**PROBLEM DETAILS**
Among the entries, find the lines with the string "when" and copy them.

**PROVIDED RECORDS**
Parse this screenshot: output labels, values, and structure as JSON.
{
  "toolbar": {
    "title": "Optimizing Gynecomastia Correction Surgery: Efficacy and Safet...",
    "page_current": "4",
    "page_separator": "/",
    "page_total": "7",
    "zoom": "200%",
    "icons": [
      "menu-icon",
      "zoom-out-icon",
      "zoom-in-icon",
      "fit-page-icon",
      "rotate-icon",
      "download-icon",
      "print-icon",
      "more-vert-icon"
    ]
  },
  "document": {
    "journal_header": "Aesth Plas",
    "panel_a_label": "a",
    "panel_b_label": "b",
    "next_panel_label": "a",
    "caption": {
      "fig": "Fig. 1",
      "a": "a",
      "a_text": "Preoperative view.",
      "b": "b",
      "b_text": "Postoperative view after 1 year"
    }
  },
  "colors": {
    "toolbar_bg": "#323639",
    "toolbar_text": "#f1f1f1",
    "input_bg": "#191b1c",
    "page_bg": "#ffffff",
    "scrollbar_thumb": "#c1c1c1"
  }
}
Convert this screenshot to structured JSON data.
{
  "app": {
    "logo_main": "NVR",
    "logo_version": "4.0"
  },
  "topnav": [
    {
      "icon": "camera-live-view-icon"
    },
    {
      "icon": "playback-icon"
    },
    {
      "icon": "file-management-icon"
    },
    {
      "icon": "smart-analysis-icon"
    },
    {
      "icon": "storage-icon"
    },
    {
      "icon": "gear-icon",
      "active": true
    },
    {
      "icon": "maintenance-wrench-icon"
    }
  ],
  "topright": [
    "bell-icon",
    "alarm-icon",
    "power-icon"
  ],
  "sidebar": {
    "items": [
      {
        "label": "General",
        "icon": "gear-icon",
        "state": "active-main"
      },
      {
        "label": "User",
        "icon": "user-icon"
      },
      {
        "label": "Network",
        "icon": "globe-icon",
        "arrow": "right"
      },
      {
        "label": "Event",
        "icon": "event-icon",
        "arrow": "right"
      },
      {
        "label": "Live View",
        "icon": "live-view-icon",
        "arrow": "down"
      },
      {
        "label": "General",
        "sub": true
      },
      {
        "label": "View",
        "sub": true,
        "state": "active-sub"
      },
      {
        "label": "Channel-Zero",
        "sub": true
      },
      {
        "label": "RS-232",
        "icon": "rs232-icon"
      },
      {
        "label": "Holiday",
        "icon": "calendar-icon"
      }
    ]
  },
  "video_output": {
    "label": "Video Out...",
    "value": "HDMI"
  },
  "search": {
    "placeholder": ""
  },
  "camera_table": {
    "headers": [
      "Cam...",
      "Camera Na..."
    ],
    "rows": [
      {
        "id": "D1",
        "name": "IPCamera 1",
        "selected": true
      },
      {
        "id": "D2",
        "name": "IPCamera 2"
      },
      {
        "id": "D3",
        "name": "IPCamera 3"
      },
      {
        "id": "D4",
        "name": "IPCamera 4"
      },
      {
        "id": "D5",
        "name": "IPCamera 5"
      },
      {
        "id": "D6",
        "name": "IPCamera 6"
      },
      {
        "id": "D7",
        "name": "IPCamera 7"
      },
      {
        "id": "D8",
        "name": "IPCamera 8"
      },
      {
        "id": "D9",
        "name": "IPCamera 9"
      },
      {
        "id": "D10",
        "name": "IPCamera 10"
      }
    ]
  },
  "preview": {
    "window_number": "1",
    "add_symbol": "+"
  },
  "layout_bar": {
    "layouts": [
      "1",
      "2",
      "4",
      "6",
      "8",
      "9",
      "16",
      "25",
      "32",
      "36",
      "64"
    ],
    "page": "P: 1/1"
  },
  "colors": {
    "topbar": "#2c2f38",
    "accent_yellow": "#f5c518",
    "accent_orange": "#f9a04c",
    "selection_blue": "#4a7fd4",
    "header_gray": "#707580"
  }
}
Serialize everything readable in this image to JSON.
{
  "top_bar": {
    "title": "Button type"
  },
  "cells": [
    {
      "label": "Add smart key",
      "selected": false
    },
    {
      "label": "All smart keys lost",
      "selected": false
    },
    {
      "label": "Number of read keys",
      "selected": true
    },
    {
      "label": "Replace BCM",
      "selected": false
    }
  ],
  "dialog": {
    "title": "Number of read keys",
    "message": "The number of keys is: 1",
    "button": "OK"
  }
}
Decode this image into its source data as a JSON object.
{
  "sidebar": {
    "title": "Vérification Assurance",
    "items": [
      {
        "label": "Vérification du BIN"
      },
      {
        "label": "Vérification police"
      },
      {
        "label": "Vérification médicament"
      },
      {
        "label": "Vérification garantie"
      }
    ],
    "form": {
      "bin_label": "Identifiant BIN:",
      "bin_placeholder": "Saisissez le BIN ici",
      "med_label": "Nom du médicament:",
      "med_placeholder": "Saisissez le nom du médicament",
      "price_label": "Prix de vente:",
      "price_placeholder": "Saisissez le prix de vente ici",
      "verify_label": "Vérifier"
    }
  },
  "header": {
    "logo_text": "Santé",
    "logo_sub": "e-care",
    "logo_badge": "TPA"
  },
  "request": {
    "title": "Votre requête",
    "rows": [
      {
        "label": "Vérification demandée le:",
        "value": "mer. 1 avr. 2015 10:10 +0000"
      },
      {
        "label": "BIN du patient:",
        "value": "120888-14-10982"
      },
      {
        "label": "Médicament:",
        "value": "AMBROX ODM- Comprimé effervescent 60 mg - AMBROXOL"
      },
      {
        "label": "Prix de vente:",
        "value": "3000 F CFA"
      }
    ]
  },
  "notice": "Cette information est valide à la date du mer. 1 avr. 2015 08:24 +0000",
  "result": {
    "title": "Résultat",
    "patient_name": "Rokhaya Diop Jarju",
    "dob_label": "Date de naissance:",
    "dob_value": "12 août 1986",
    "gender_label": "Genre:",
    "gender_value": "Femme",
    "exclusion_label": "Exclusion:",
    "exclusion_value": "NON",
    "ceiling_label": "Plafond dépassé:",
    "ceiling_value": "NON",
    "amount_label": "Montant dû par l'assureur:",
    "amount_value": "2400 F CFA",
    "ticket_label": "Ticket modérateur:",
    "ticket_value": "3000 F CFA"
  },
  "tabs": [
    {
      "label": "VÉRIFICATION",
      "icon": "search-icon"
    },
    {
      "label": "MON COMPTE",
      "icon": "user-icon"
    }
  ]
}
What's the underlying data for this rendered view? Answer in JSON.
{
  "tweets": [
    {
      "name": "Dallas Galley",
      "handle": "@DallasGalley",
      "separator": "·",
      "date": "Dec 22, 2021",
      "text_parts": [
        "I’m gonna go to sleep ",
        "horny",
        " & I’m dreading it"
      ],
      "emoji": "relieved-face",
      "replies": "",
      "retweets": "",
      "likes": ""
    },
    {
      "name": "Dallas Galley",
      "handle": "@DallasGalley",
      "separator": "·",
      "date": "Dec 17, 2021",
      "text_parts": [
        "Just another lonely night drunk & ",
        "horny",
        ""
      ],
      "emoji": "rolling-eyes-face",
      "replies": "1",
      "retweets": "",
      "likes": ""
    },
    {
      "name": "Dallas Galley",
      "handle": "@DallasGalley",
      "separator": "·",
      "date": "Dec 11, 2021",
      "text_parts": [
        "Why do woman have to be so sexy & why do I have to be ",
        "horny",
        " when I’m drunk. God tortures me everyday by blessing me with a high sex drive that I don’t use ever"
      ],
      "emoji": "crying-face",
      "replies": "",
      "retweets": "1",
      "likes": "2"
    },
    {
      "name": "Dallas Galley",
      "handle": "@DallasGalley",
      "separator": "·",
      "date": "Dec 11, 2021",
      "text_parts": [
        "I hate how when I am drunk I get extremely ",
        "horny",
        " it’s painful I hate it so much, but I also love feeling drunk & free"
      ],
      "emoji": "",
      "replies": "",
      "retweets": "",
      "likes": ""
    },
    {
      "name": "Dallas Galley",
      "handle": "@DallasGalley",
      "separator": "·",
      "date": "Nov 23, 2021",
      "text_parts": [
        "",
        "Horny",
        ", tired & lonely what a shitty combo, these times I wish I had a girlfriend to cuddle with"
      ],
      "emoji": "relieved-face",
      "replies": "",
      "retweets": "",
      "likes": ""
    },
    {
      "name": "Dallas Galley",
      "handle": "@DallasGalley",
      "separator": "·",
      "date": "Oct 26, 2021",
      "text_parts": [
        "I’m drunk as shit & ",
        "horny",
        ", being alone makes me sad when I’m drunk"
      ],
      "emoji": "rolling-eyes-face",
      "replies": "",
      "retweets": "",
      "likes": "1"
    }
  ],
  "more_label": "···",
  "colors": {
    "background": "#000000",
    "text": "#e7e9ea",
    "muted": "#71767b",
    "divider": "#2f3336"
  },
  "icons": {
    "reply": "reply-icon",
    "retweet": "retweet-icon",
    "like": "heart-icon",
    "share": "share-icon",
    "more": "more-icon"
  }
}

**RESULT OF THIS EXERCISE**
        " when I’m drunk. God tortures me everyday by blessing me with a high sex drive that I don’t use ever"
        "I hate how when I am drunk I get extremely ",
        ", being alone makes me sad when I’m drunk"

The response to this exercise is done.